|UNITED STATES OF AMERICA,||No. 04-4138
(D.C. Nos. 2:03-CV-888-DAKand 2:01-CR-491-DAK)
On March 13, 2002, Defendant pled guilty to one count of receipt and distribution of child pornography. The district court sentenced Defendant to 51 months in custody, followed by 36 months of supervised release. Defendant apparently did not file a direct appeal. On October 8, 2003, Defendant filed the instant Motion to Vacate, Set Aside, or Correct Sentence, pursuant to 28 U.S.C. § 2255. In his motion, Defendant alleged ineffective of counsel(1) and a due process challenge to his guilty plea.
After ordering briefing from the Government, the district court denied the § 2255 motion. On appeal, Defendant has chosen not to pursue his due process claim, focusing instead on the ineffective assistance of counsel claim. Defendant argues to this court that his attorney was ineffective for two reasons: (1) failure to challenge a sentencing enhancement on the grounds that Defendant did not have the requisite intent; and (2) failure to challenge the constitutionality of Defendant's sentence based on Apprendi v. New Jersey, 530 U.S. 466 (2000) and Blakely v. Washington, 542 U.S. ___, 124 S. Ct. 2531 (2004).(2)
Under 28 U.S.C. § 2253(c)(1), this court lacks jurisdiction to consider the merits of Defendant's appeal unless he first obtains a COA. In the instant case, Defendant seeks a COA from this court because the district court denied his request to appeal its decision.(3) See Fed. R. App. P. 22(b)(1). To prevail, Defendant must make "a substantial showing of the denial of a constitutional right." 28 U.S.C. § 2253(c)(2). This is accomplished by establishing that "reasonable jurists could debate whether (or, for that matter, agree that) the petition should have been resolved in a different manner or that the issues presented were adequate to deserve encouragement to proceed further." Slack v. McDaniel, 529 U.S. 473, 483-484 (2000) (quotations omitted).
We hold that Defendant has failed to meet the Slack standard with regard to any of the issues on appeal. In order to assert an ineffective assistance of counsel claim, Defendant must set forth specific "performance" errors on the part of trial counsel and demonstrate "prejudice," i.e., a "reasonable probability" that, absent those errors, a different outcome would occur. Strickland v. Washington, 466 U.S. 668, 688 (1984).
At the outset, we note that Defendant's Strickland claim regarding counsel's failure to raise an Apprendi or Blakely-type argument has been waived because it was not raised in the original § 2255 motion or in a subsequent motion for reconsideration. See In re Walker, 959 F.2d 894, 896 (10th Cir. 1992). In any event, on the record it does not appear that trial counsel was acting in a constitutionally ineffective manner by failing to make either an Apprendi argument or the equivalent of a Blakely-type argument at sentencing. Accordingly, we will not consider the issue.

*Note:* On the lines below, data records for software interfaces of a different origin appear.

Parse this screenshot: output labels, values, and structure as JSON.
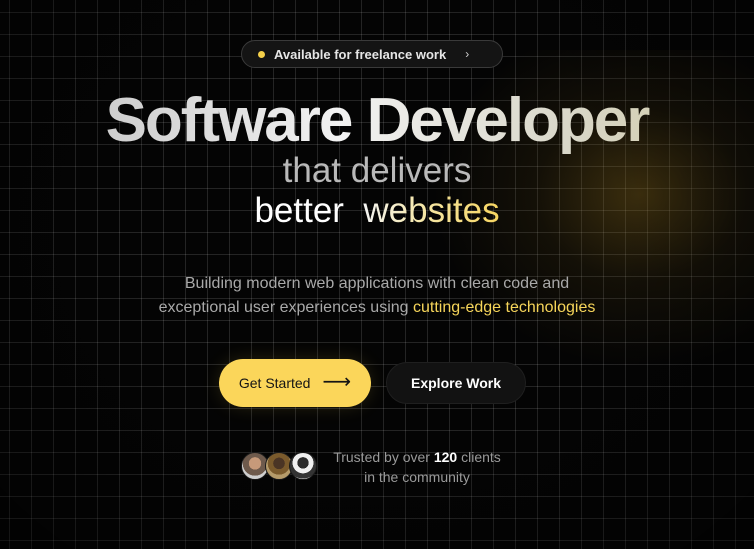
{
  "badge": {
    "label": "Available for freelance work",
    "chevron": "›",
    "dot_color": "#f5d04a"
  },
  "hero": {
    "title": "Software Developer",
    "line2": "that delivers",
    "line3_word1": "better",
    "line3_word2": "websites"
  },
  "description": {
    "line1": "Building modern web applications with clean code and",
    "line2_prefix": "exceptional user experiences using ",
    "line2_highlight": "cutting-edge technologies"
  },
  "cta": {
    "primary_label": "Get Started",
    "primary_arrow": "⟶",
    "secondary_label": "Explore Work"
  },
  "social_proof": {
    "prefix": "Trusted by over",
    "count": "120",
    "suffix": "clients",
    "line2": "in the community"
  },
  "colors": {
    "accent": "#fbd65a",
    "background": "#040404"
  }
}
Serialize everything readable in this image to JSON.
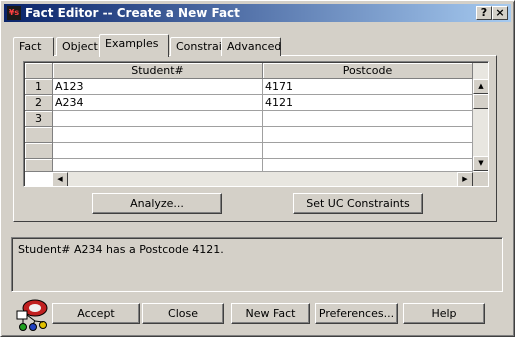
{
  "window": {
    "title": "Fact Editor -- Create a New Fact",
    "icon_label": "¥s",
    "help_label": "?",
    "close_label": "×"
  },
  "tabs": [
    {
      "label": "Fact",
      "active": false
    },
    {
      "label": "Object",
      "active": false
    },
    {
      "label": "Examples",
      "active": true
    },
    {
      "label": "Constraints",
      "active": false
    },
    {
      "label": "Advanced",
      "active": false
    }
  ],
  "grid": {
    "columns": [
      "Student#",
      "Postcode"
    ],
    "rows": [
      {
        "num": "1",
        "cells": [
          "A123",
          "4171"
        ]
      },
      {
        "num": "2",
        "cells": [
          "A234",
          "4121"
        ]
      },
      {
        "num": "3",
        "cells": [
          "",
          ""
        ]
      },
      {
        "num": "",
        "cells": [
          "",
          ""
        ]
      },
      {
        "num": "",
        "cells": [
          "",
          ""
        ]
      }
    ],
    "scroll_icons": {
      "up": "triangle-up",
      "down": "triangle-down",
      "left": "triangle-left",
      "right": "triangle-right"
    }
  },
  "actions": {
    "analyze": "Analyze...",
    "set_uc": "Set UC Constraints"
  },
  "status_text": "Student# A234 has a Postcode 4121.",
  "footer": {
    "accept": "Accept",
    "close": "Close",
    "new_fact": "New Fact",
    "preferences": "Preferences...",
    "help": "Help"
  }
}
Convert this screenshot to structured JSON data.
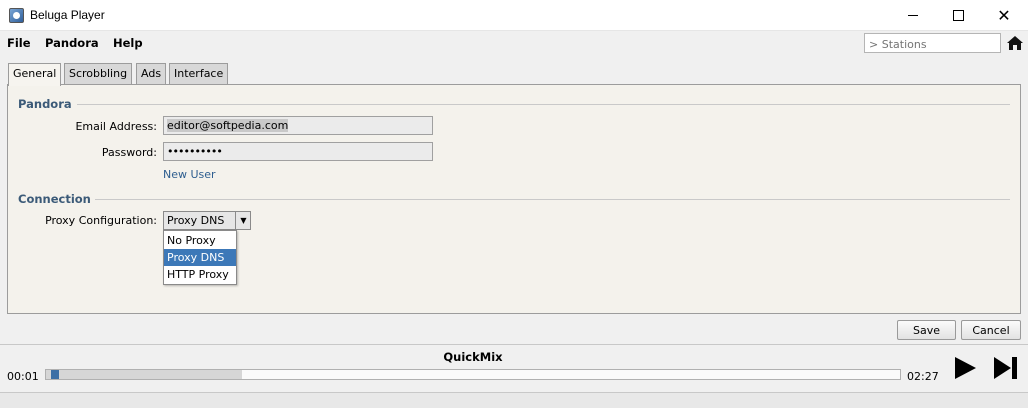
{
  "window": {
    "title": "Beluga Player"
  },
  "menu": {
    "file": "File",
    "pandora": "Pandora",
    "help": "Help"
  },
  "stations": {
    "placeholder": "> Stations"
  },
  "tabs": {
    "general": "General",
    "scrobbling": "Scrobbling",
    "ads": "Ads",
    "interface": "Interface"
  },
  "pandora_section": {
    "title": "Pandora",
    "email_label": "Email Address:",
    "email_value": "editor@softpedia.com",
    "password_label": "Password:",
    "password_value": "••••••••••",
    "new_user_link": "New User"
  },
  "connection_section": {
    "title": "Connection",
    "proxy_label": "Proxy Configuration:",
    "proxy_value": "Proxy DNS",
    "proxy_options": [
      "No Proxy",
      "Proxy DNS",
      "HTTP Proxy"
    ],
    "selected_index": 1
  },
  "buttons": {
    "save": "Save",
    "cancel": "Cancel"
  },
  "player": {
    "now_playing": "QuickMix",
    "elapsed": "00:01",
    "total": "02:27",
    "progress_fraction": 0.01,
    "buffer_fraction": 0.23
  },
  "colors": {
    "accent": "#3c78b8",
    "section_title": "#3b5a78",
    "link": "#2e5e8f"
  },
  "icons": {
    "home": "home-icon",
    "play": "play-icon",
    "next": "next-track-icon"
  }
}
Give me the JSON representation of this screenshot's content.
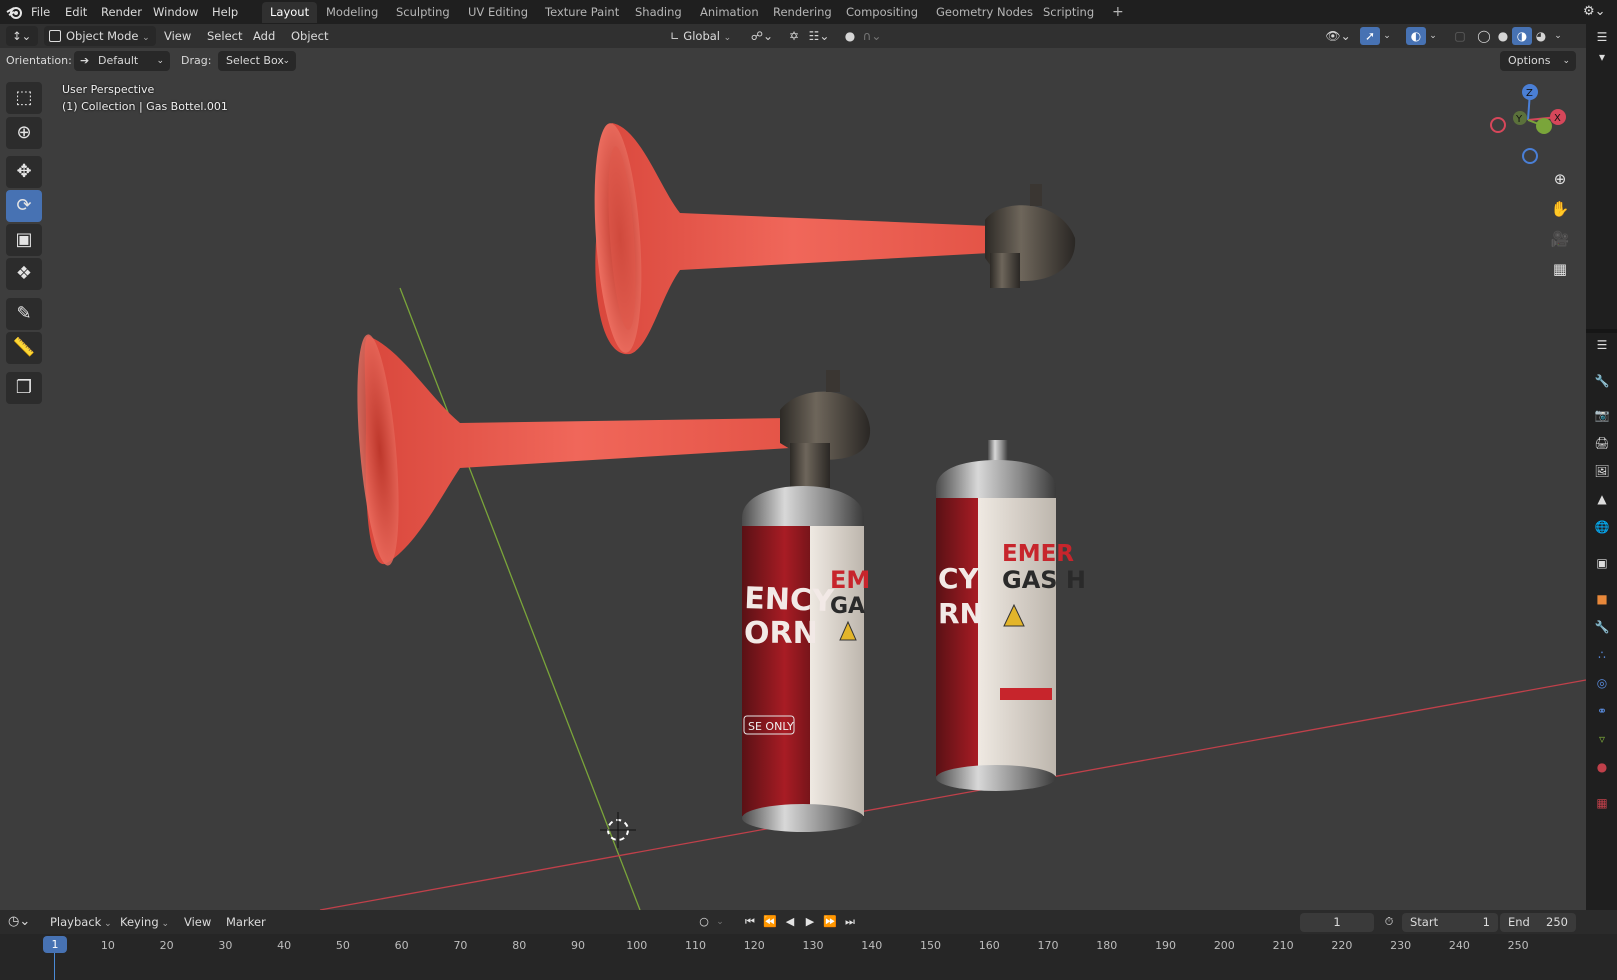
{
  "topbar": {
    "menus": [
      "File",
      "Edit",
      "Render",
      "Window",
      "Help"
    ],
    "workspaces": [
      "Layout",
      "Modeling",
      "Sculpting",
      "UV Editing",
      "Texture Paint",
      "Shading",
      "Animation",
      "Rendering",
      "Compositing",
      "Geometry Nodes",
      "Scripting"
    ],
    "active_workspace": "Layout",
    "add_tab": "+"
  },
  "header": {
    "mode": "Object Mode",
    "menus": [
      "View",
      "Select",
      "Add",
      "Object"
    ],
    "transform_orientation": "Global"
  },
  "tool_settings": {
    "orientation_label": "Orientation:",
    "orientation_value": "Default",
    "drag_label": "Drag:",
    "drag_value": "Select Box",
    "options": "Options"
  },
  "viewport": {
    "view_name": "User Perspective",
    "collection_info": "(1) Collection | Gas Bottel.001",
    "gizmo": {
      "x": "X",
      "y": "Y",
      "z": "Z"
    },
    "colors": {
      "background": "#3d3d3d",
      "horn": "#e85a4f",
      "x_axis": "#c0404a",
      "y_axis": "#7aa53a"
    }
  },
  "timeline": {
    "menus": [
      "Playback",
      "Keying",
      "View",
      "Marker"
    ],
    "current_frame": "1",
    "start_label": "Start",
    "start_value": "1",
    "end_label": "End",
    "end_value": "250",
    "ticks": [
      "10",
      "20",
      "30",
      "40",
      "50",
      "60",
      "70",
      "80",
      "90",
      "100",
      "110",
      "120",
      "130",
      "140",
      "150",
      "160",
      "170",
      "180",
      "190",
      "200",
      "210",
      "220",
      "230",
      "240",
      "250"
    ],
    "playhead_label": "1"
  }
}
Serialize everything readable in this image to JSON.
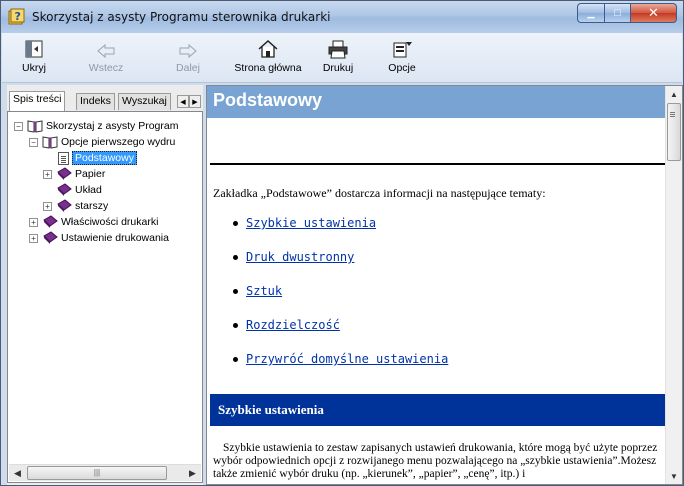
{
  "window": {
    "title": "Skorzystaj z asysty Programu sterownika drukarki",
    "close_glyph": "✕",
    "minimize_glyph": "▁",
    "maximize_glyph": "□"
  },
  "toolbar": {
    "hide_label": "Ukryj",
    "back_label": "Wstecz",
    "forward_label": "Dalej",
    "home_label": "Strona główna",
    "print_label": "Drukuj",
    "options_label": "Opcje"
  },
  "tabs": {
    "contents": "Spis treści",
    "index": "Indeks",
    "search": "Wyszukaj"
  },
  "tree": {
    "root": "Skorzystaj z asysty Program",
    "first_options": "Opcje pierwszego wydru",
    "basic": "Podstawowy",
    "paper": "Papier",
    "layout": "Układ",
    "older": "starszy",
    "printer_props": "Właściwości drukarki",
    "print_settings": "Ustawienie drukowania"
  },
  "content": {
    "page_title": "Podstawowy",
    "intro": "Zakładka „Podstawowe” dostarcza informacji na następujące tematy:",
    "links": [
      "Szybkie ustawienia",
      "Druk dwustronny",
      "Sztuk",
      "Rozdzielczość",
      "Przywróć domyślne ustawienia"
    ],
    "section_title": "Szybkie ustawienia",
    "paragraph": "Szybkie ustawienia to zestaw zapisanych ustawień drukowania, które mogą być użyte poprzez wybór odpowiednich opcji z rozwijanego menu pozwalającego na „szybkie ustawienia”.Możesz także zmienić wybór druku (np. „kierunek”, „papier”, „cenę”, itp.) i"
  },
  "colors": {
    "title_bar": "#9fbbe0",
    "page_title_bg": "#78a3d2",
    "section_bar_bg": "#003399",
    "link": "#0033aa",
    "selection": "#3399ff"
  }
}
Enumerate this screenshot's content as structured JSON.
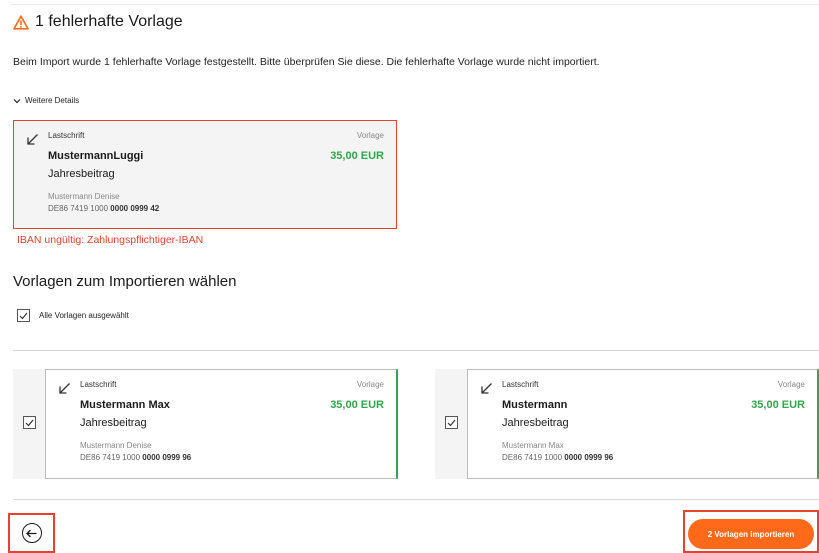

Defendant also claims that counsel failed to challenge a sentencing guideline on the grounds that Defendant did not have the requisite intent. Specifically, Defendant argues that counsel should have objected to the court's imposition of a four-level enhancement for offenses involving sadistic, masochistic, or violent material because Defendant never intended to receive or distribute these images.
This claim fails for two reasons: First, Defendant has failed to demonstrate an error that satisfies the first prong of the Strickland analysis. Counsel raised arguments regarding intent through a motion for downward departure, which the court ultimately denied. Counsel's failure to raise a duplicative objection to the enhancement does not render his legal assistance to Defendant ineffective. Second, Defendant has failed to show prejudice. Since the district court rejected the motion for downward departure based on lack of intent, there is no reasonable probability that it would have sustained an objection to the sentencing enhancement on exactly the same grounds.
Having carefully considered each of the arguments before the court, we remain unconvinced that reasonable jurists could debate that Defendant's § 2255 motion should have been resolved differently. See Slack, 529 U.S. 483-44. Accordingly, we DENY COA and DISMISS the appeal.
ENTERED FOR THE COURT
David M. Ebel
1.Specifically, Defendant asserted three grounds for ineffective assistance of counsel in the proceedings below: (1) counsel's failure to present certain statutes that would have prevented sentencing enhancements; (2) counsel's failure to present case law and refer back to expert witness testimony during sentencing; and (3) counsel's failure to explain the nature of the criminal accusation and provide effective advice.
2.In a supplemental filing to this court, Defendant also argues that the government brief in response to his § 2255 motion was not timely filed and thus should have been struck. (Br. on Appeal at 2-5.) While it is true that the Government's brief was not filed by the court-imposed deadline, the district court chose to consider the document when ruling on the § 2255 motion. Seeing no abuse of discretion, we decline to consider the matter further.
3.Defendant applied for a COA below, but the district court took no action on the application. Under these circumstances, COA is deemed denied. See 10th Circuit General Order of October 1, 1996.